(PCM) James Bond celebrates half a century on the silver screen with the release of Skyfall, starring Daniel Craig as the titular spy in his third outing. Fans have endured four long years, watching old 007 movies on cable TV awaiting the iconic spy’s return. The wait was worth it. Bond No. 23 resurrects the series with convention-defying elements and a more immediate, personal story that steers clear of world domination. Appropriately, 007 himself is resurrected after the title sequence (the theme sung by the talented Adele), having suffered from friendly fire during a battle on top of a moving train in Istanbul. Head of the MI6, M (Judi Dench), wastes no time in writing his obituary before Bond inevitably reemerges.
A New Bond
We haven’t seen the British secret agent in this light before. He’s scruffy and grizzled, an agent past his prime who’s lost his physical edge. Bond concedes to M that he’s been playing this game maybe too long. It’s fitting, 50 years after the first 007 film. But his unwavering loyalty to both M and his nation is the only fuel 007 needs to complete his mission. Fellow MI6 agent, Eve, aptly likens Bond to an old dog, new tricks. Skyfall delves into Bond’s history, motivations and childhood trauma more than ever; the film’s title even has symbolic significance to Bond’s past. The new side of Bond is complemented with new actors filling in for iconic roles. Ben Whishaw plays a precocious young Q, making us question why we ever preferred the octogenarian version (no disrespect to the original and brilliant Desmond Llewelyn). Ralph Fiennes and Naomie Harris also bring in fine performances as Gareth Mallory and Evebut these names are merely misnomers for their eventual reveals.

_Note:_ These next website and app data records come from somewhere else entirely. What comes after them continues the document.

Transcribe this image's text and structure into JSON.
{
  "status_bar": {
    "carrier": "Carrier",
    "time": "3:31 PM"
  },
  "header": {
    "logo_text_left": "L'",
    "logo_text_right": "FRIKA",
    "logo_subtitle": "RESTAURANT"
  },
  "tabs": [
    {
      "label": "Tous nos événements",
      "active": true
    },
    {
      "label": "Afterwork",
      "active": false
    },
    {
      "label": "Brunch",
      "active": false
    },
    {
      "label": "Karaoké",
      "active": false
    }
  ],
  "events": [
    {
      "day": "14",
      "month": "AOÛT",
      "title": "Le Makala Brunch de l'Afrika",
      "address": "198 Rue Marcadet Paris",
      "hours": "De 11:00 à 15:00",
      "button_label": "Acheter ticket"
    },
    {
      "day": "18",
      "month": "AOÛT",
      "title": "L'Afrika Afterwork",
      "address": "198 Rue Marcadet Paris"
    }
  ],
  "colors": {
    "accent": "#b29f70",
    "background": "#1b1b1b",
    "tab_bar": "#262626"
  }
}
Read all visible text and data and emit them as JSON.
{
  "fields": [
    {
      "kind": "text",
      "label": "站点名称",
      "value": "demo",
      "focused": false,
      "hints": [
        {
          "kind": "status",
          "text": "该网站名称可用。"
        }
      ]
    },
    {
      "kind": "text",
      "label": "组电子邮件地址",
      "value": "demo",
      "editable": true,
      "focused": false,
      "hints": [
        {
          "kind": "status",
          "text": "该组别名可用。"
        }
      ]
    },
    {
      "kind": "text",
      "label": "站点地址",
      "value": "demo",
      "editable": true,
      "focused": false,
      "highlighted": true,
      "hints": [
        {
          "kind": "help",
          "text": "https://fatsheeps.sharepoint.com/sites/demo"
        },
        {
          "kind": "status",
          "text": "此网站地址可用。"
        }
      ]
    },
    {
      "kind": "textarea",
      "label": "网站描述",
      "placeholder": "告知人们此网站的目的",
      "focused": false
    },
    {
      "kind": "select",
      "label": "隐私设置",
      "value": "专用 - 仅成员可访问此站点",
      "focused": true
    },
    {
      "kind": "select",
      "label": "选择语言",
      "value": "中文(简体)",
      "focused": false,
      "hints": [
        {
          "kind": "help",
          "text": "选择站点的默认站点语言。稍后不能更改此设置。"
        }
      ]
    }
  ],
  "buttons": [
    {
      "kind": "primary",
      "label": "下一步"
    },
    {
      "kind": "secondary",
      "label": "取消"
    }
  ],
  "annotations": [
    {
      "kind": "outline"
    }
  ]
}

A threat emerges in the form of cyber-terrorist Silva (Javier Bardem). Silva is a former agent with a faux-mother complex, enacting a personal vendetta against M and the MI6. At the beginning of the film, Bond is tasked with retrieving a hard drive containing the names of undercover NATO agents stolen by Silva. He warns M to think on your sins through a series of computer hacks before bombing MI6 headquarters. The blond baddie radiates a psycho sexual creepiness the pinnacle of creepy is reached in a visceral scene where audiences learn what happens when using a cyanide capsule goes horrifically wrong.
Behind the Scenes
Director Sam Mendes (Road to Perdition, American Beauty) confidently tackles the action/adventure genre with grace and finesse. Mendes brings a humanity to Bond and adds depth to his strenuous relationship with mother figure and boss, M. This is also due to the strength of the screenwriter trio’s script by Neal Purvis, Robert Wade and John Logan (and of course, based on Ian Fleming’s creation). Cinematographer Roger Deakins infuses Skyfall with aesthetic excellence whether it’s the stark chiaroscuro of Bond versus henchman against luminous jellyfish projections in Shanghai or the foggy green moors of Scotland. In fact, Deakins’ work has been nominated for Best Cinematography nine times at the Academy Awards but never won someone give this man an Oscar.